Inflation expectations as measured by the five-year, five-year (5Y5Y) forward swap have been relatively stable compared with the sharp swings we have seen in benchmark government debt (see chart 1). Nominal yields are down a lot, inflation expectations are down but not by as much, hence real rates are much lower.

The correlation between gold and real yields is strong (see charts 2 and 3) and there seems a better-than-evens chance that gold will follow real yields if the latter continues to fall. If real yields in the US hit zero again, we could see gold top $1,600.


Meanwhile, gold isn’t just a hedge these days. It’s offering a better yield than about $13 trillion in negative yielding paper – 30 basis points more than the 10-year Bund, for example. The point being that not only is gold a safe haven in times of uncertainty, it’s also looking like a very smart investment when you’re being asked to pay to lend money to Europe and Japan.


Bitcoin – a new haven?

A sharp rally in Bitcoin coming just at the same time as a rebound for haven assets has plenty of wags talking up the cryptocurrency as a safe harbour. There may be a modicum of truth in this in as much as Bitcoin can be seen as an uncorrelated asset that is a hedge against fiat currencies. Bitcoin, like gold, yields nothing, so you can argue some similarity.

But going back to the central argument about both bonds and gold, this is more about liquidity than anything else. Investors are hunting around for somewhere to park money and with ever-declining opportunity cost of holding non-yielding assets, Bitcoin and other cryptos are viewed in a slightly different light than they would be in a more positive, pro-growth market.

However, doubts remain about the ability of Bitcoin to act as a reliable store of value and its liquidity is also questionable. June’s flash crash, when it shed $2,000 in a few minutes because of an outage on a major trading platform, highlights the problematic nature of seeing Bitcoin or other cryptos as a safe haven in any real sense of the term. The volatility is just too high.


Should investors be fearful?

A lot will depend on earnings growth as we head into the reporting season. This will offer investors a chance to see what expectations the major US and European corporates have for the coming year.

Even if earnings growth recovers, what about the macro data? Havens are benefiting largely on expectations of more central bank liquidity; it will take a strong period of growth and rising inflation that tilts policymakers back towards a tightening bias to stop this. The wild card is the gap between the Fed and market expectations. While the Fed says it doesn’t see any cuts this year, the market is very confident. Someone is wrong – if it’s the market then it could lead to serious gyrations in bonds and other haven-like assets as well as stocks.
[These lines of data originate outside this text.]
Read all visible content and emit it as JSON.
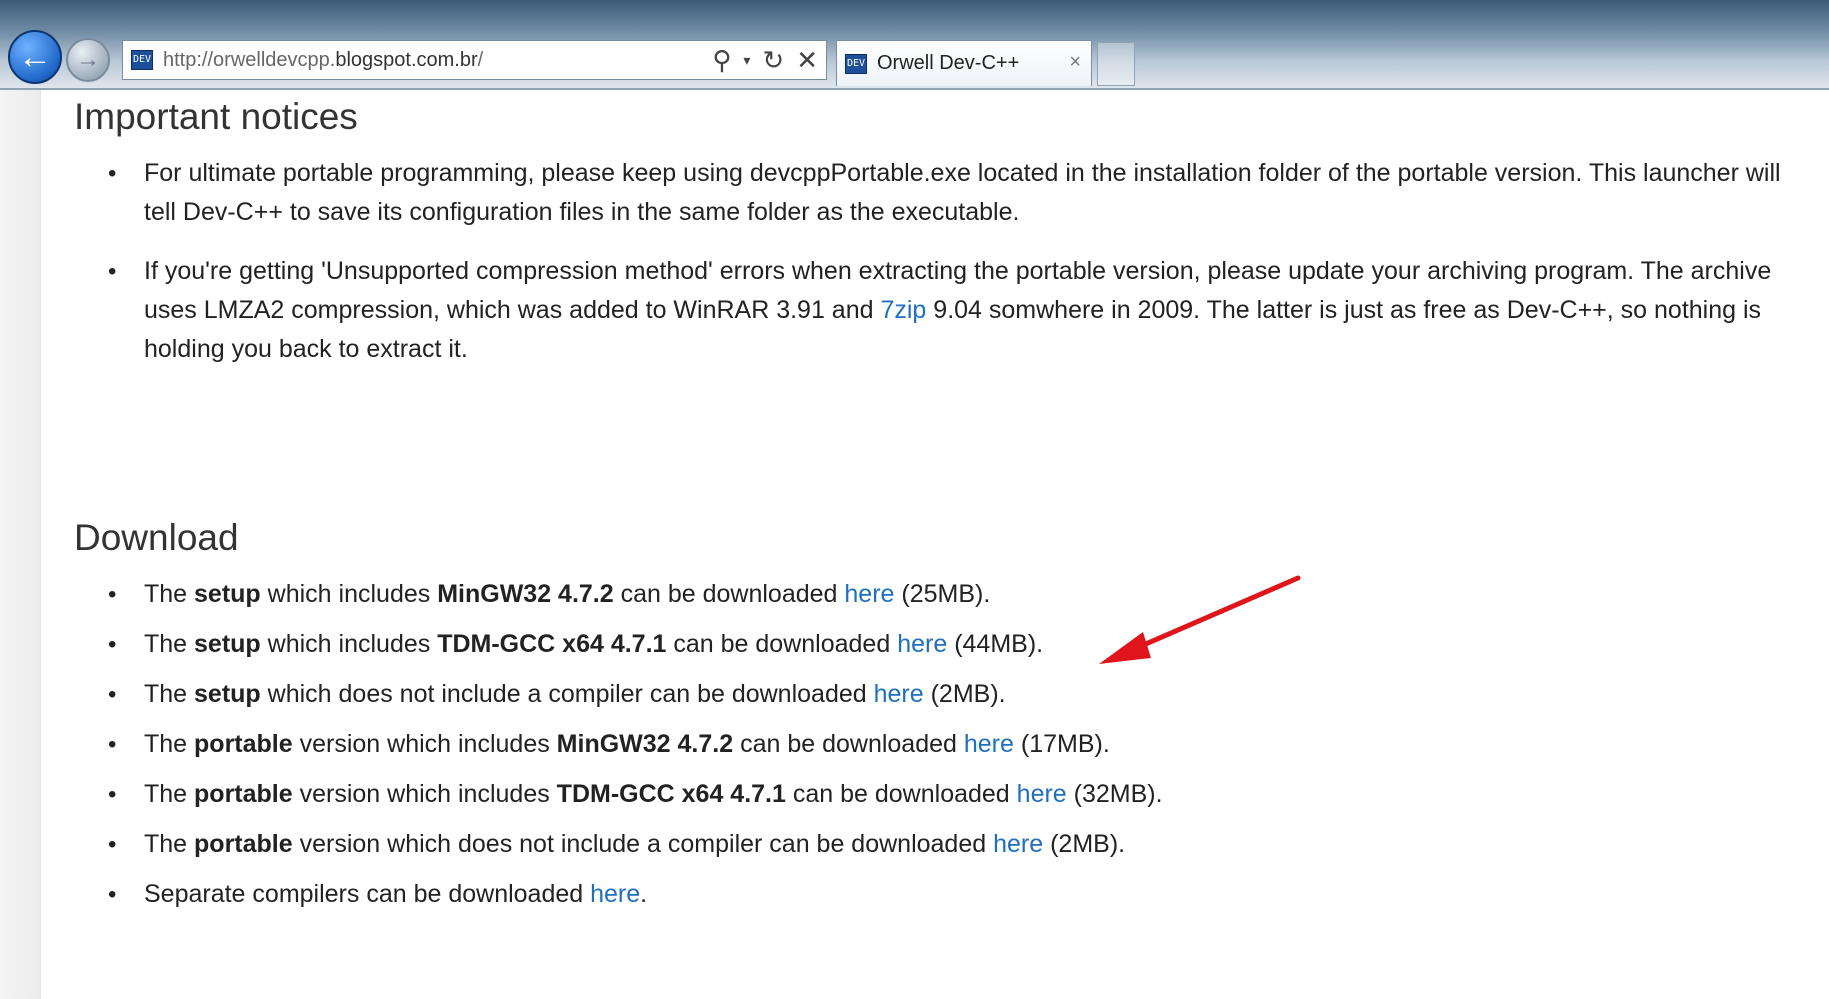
{
  "browser": {
    "address_url_scheme": "http://orwelldevcpp.",
    "address_url_host": "blogspot.com.br",
    "address_url_path": "/",
    "favicon_text": "DEV",
    "tab_title": "Orwell Dev-C++",
    "tab_close": "×",
    "icons": [
      "back-icon",
      "forward-icon",
      "search-icon",
      "dropdown-icon",
      "refresh-icon",
      "stop-icon",
      "close-icon"
    ]
  },
  "notices": {
    "heading": "Important notices",
    "item1": "For ultimate portable programming, please keep using devcppPortable.exe located in the installation folder of the portable version. This launcher will tell Dev-C++ to save its configuration files in the same folder as the executable.",
    "item2_a": "If you're getting 'Unsupported compression method' errors when extracting the portable version, please update your archiving program. The archive uses LMZA2 compression, which was added to WinRAR 3.91 and ",
    "item2_link": "7zip",
    "item2_b": " 9.04 somwhere in 2009. The latter is just as free as Dev-C++, so nothing is holding you back to extract it."
  },
  "download": {
    "heading": "Download",
    "items": [
      {
        "pre": "The ",
        "b1": "setup",
        "mid": " which includes ",
        "b2": "MinGW32 4.7.2",
        "post": " can be downloaded ",
        "link": "here",
        "size": " (25MB)."
      },
      {
        "pre": "The ",
        "b1": "setup",
        "mid": " which includes ",
        "b2": "TDM-GCC x64 4.7.1",
        "post": " can be downloaded ",
        "link": "here",
        "size": " (44MB)."
      },
      {
        "pre": "The ",
        "b1": "setup",
        "mid": " which does not include a compiler can be downloaded ",
        "link": "here",
        "size": " (2MB)."
      },
      {
        "pre": "The ",
        "b1": "portable",
        "mid": " version which includes ",
        "b2": "MinGW32 4.7.2",
        "post": " can be downloaded ",
        "link": "here",
        "size": " (17MB)."
      },
      {
        "pre": "The ",
        "b1": "portable",
        "mid": " version which includes ",
        "b2": "TDM-GCC x64 4.7.1",
        "post": " can be downloaded ",
        "link": "here",
        "size": " (32MB)."
      },
      {
        "pre": "The ",
        "b1": "portable",
        "mid": " version which does not include a compiler can be downloaded ",
        "link": "here",
        "size": " (2MB)."
      },
      {
        "pre": "Separate compilers can be downloaded ",
        "link": "here",
        "size": "."
      }
    ]
  },
  "colors": {
    "link": "#1f6fbf",
    "annotation_arrow": "#e0141b",
    "accent_button": "#1f67c9"
  }
}
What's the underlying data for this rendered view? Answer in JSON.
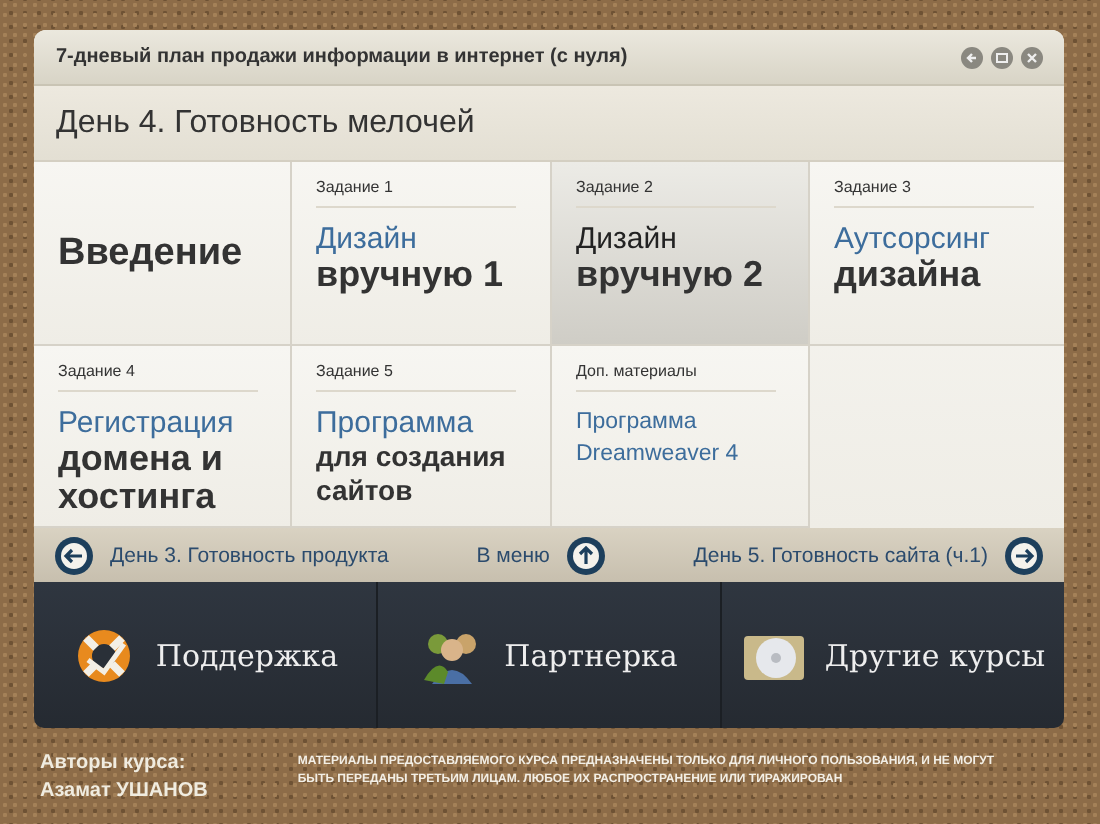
{
  "window": {
    "title": "7-дневый план продажи информации в интернет (с нуля)"
  },
  "heading": "День 4. Готовность мелочей",
  "cells": [
    {
      "selected": false,
      "lines": [
        {
          "text": "Введение",
          "kind": "heading"
        }
      ]
    },
    {
      "label": "Задание 1",
      "selected": false,
      "lines": [
        {
          "text": "Дизайн",
          "kind": "light"
        },
        {
          "text": "вручную 1",
          "kind": "bold"
        }
      ]
    },
    {
      "label": "Задание 2",
      "selected": true,
      "lines": [
        {
          "text": "Дизайн",
          "kind": "light"
        },
        {
          "text": "вручную 2",
          "kind": "bold"
        }
      ]
    },
    {
      "label": "Задание 3",
      "selected": false,
      "lines": [
        {
          "text": "Аутсорсинг",
          "kind": "light"
        },
        {
          "text": "дизайна",
          "kind": "bold"
        }
      ]
    },
    {
      "label": "Задание 4",
      "selected": false,
      "lines": [
        {
          "text": "Регистрация",
          "kind": "light"
        },
        {
          "text": "домена и",
          "kind": "bold"
        },
        {
          "text": "хостинга",
          "kind": "bold"
        }
      ]
    },
    {
      "label": "Задание 5",
      "selected": false,
      "lines": [
        {
          "text": "Программа",
          "kind": "light"
        },
        {
          "text": "для создания",
          "kind": "bold-small"
        },
        {
          "text": "сайтов",
          "kind": "bold-small"
        }
      ]
    },
    {
      "label": "Доп. материалы",
      "selected": false,
      "lines": [
        {
          "text": "Программа",
          "kind": "small"
        },
        {
          "text": "Dreamweaver 4",
          "kind": "small"
        }
      ]
    }
  ],
  "nav": {
    "prev": "День 3. Готовность продукта",
    "menu": "В меню",
    "next": "День 5. Готовность сайта (ч.1)"
  },
  "bottom_links": [
    {
      "label": "Поддержка"
    },
    {
      "label": "Партнерка"
    },
    {
      "label": "Другие курсы"
    }
  ],
  "footer": {
    "authors_label": "Авторы курса:",
    "author": "Азамат УШАНОВ",
    "notice": [
      "МАТЕРИАЛЫ ПРЕДОСТАВЛЯЕМОГО КУРСА ПРЕДНАЗНАЧЕНЫ ТОЛЬКО ДЛЯ ЛИЧНОГО ПОЛЬЗОВАНИЯ, И НЕ МОГУТ",
      "БЫТЬ ПЕРЕДАНЫ ТРЕТЬИМ ЛИЦАМ. ЛЮБОЕ ИХ РАСПРОСТРАНЕНИЕ ИЛИ ТИРАЖИРОВАН"
    ]
  }
}
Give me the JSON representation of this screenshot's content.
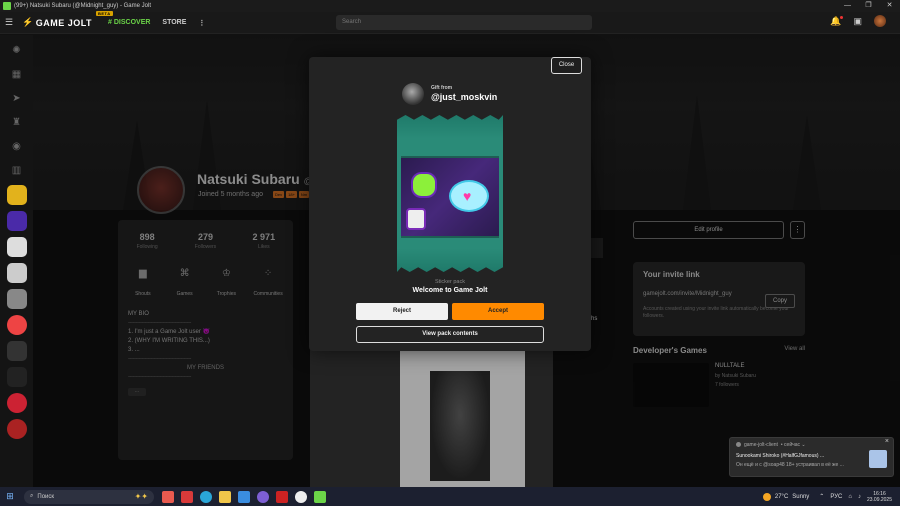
{
  "window": {
    "title": "(99+) Natsuki Subaru (@Midnight_guy) - Game Jolt"
  },
  "appbar": {
    "logo": "GAME JOLT",
    "beta": "BETA",
    "discover": "DISCOVER",
    "store": "STORE",
    "more": "⋮",
    "search_placeholder": "Search"
  },
  "profile": {
    "name": "Natsuki Subaru",
    "handle": "@M",
    "joined": "Joined 5 months ago",
    "badges": [
      "Dev",
      "18+",
      "Nm"
    ],
    "stats": [
      {
        "value": "898",
        "label": "Following"
      },
      {
        "value": "279",
        "label": "Followers"
      },
      {
        "value": "2 971",
        "label": "Likes"
      }
    ],
    "tabs": [
      {
        "label": "Shouts"
      },
      {
        "label": "Games"
      },
      {
        "label": "Trophies"
      },
      {
        "label": "Communities"
      }
    ],
    "bio": {
      "heading": "MY BIO",
      "divider": "------------------------------------------",
      "line1": "1. I'm just a Game Jolt user 😈",
      "line2": "2. (WHY I'M WRITING THIS...)",
      "line3": "3. ...",
      "friends": "MY FRIENDS",
      "more": "..."
    },
    "months_fragment": "nths"
  },
  "right": {
    "edit_profile": "Edit profile",
    "menu": "⋮",
    "invite_title": "Your invite link",
    "invite_link": "gamejolt.com/invite/Midnight_guy",
    "copy": "Copy",
    "invite_note": "Accounts created using your invite link automatically become your followers.",
    "dev_title": "Developer's Games",
    "view_all": "View all",
    "game_title": "NULLTALE",
    "game_by": "by Natsuki Subaru",
    "game_followers": "7 followers"
  },
  "modal": {
    "close": "Close",
    "gift_from": "Gift from",
    "gift_user": "@just_moskvin",
    "pack_type": "Sticker pack",
    "pack_name": "Welcome to Game Jolt",
    "reject": "Reject",
    "accept": "Accept",
    "view_contents": "View pack contents",
    "colors": {
      "accept": "#ff8a00",
      "pack": "#2a8b78"
    }
  },
  "toast": {
    "source": "game-jolt-client",
    "time": "• сейчас ⌄",
    "line1": "Sunookami Shiroko (#HalfGJfamous) ...",
    "line2": "Он ещё и с @soap48 18+ устраивал в её же ...",
    "close": "×"
  },
  "taskbar": {
    "search": "Поиск",
    "temp": "27°C",
    "weather": "Sunny",
    "lang": "РУС",
    "time": "16:16",
    "date": "23.09.2025"
  }
}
Finally, amid all the ebb and flow, we just don’t know where the US-China trade war is going. There is every chance that uncertainty will persist well into 2020, by which time we’d expect Donald Trump to seek a deal he can paint as a victory, and boost Wall Street in the process. This could be the trigger for safe havens to lose their lustre, and perhaps nudge central banks away from further easing.